How do you find out what motivates your customers? You have to ask them. There is absolutely no way around not doing your homework, your research on your customers. It is essential that you obtain primary research and not rely solely on second hand information. Be brave enough to approach your former customers to find out how you failed them; what made them seek out another company? Utilize fundamental marketing research techniques to get to the root of what motivates and drives the customer, and what they are looking for in their lives that your product does or might be able to facilitate. From there you must compare what you think you want your product to communicate with what is meaningful to your customers and bridge the gap to create optimal results. Get through the noise and into the minds of your customers.
Taking the time to complete thorough research and identify with your customers will give you a far more competitive edge. Traditional marketing and advertising usually stops at the USAs. Very rarely do you see someone statistically and strategically stopping to question and compare every message. The best way to know that your USAs and UBAs are holding true is when your company is mentioned, your target customers can say, ‘that company knows me and what I want.’ This gives you the initial power to stand out from the competition, strike a nerve and impact your customers in a very meaningful and emotional way so that your product becomes desired and bought.
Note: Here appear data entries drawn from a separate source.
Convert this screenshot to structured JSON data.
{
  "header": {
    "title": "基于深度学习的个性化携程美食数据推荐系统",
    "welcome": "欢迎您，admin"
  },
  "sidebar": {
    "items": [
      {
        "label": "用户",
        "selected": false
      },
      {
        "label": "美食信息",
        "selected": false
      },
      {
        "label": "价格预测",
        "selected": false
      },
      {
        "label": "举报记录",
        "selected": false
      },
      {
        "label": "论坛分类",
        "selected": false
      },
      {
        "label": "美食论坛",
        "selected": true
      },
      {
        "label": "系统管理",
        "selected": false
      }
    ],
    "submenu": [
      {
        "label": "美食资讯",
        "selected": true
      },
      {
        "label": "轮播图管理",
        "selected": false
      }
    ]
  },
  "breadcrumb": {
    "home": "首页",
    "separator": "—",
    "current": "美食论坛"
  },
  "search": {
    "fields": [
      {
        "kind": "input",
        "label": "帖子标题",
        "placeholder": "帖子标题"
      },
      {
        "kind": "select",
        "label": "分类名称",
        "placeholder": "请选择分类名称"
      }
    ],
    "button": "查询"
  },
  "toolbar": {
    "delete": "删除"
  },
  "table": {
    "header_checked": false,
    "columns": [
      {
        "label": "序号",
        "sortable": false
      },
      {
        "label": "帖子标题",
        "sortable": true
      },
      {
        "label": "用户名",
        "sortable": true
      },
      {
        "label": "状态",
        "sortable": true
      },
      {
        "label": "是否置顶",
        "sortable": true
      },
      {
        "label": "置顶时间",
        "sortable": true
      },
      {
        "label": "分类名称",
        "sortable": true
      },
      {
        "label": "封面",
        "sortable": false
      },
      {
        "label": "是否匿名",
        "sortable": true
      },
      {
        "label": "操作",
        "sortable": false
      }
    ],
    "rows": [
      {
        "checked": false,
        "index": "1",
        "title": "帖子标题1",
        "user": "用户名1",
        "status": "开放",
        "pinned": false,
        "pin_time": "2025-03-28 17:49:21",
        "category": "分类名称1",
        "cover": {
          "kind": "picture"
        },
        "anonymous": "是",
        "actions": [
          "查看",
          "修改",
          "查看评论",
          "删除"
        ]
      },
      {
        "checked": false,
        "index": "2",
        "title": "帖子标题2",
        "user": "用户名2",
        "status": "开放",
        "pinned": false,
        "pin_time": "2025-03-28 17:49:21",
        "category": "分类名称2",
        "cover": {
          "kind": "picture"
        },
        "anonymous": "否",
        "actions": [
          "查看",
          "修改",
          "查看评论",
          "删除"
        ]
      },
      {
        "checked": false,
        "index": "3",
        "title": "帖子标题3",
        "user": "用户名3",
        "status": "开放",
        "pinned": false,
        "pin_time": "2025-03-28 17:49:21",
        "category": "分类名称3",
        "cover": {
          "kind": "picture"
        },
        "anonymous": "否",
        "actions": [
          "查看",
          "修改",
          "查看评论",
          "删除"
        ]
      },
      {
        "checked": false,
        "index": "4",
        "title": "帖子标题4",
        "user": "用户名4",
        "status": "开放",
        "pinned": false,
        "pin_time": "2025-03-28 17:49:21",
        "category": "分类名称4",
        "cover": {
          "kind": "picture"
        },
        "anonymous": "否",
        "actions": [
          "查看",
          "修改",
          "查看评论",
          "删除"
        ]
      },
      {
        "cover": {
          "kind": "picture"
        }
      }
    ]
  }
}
Yes the research is trench work, but it’s necessary work in order to determine the USAs and the UBAs; it’s where the power is. That is indeed what will form and shape your creative messaging because after all that’s what your customer wants. Rather than pander up to your own ego, why don’t you pander up to your customers needs? Identifying the USAs and UBAs will enable a company to get to the “Big Idea,” and that will catapult your company forward.
MALCOLM TEASDALE is the principal and “Big Idea Catalyst” of Teasdale Worldwide, a strategic marketing firm headquartered in Tampa, Fla. Reach him at mat@ScreaminEyes.com. To obtain a new direction, increase revenue, and the expertise to facilitate your customers UBAs, call Kathi Kasel at (813) 868-1520 or e-mail Kathi@MarketingofDistinction.com. To view additional articles, register at www.MalcolmOutLoud.com.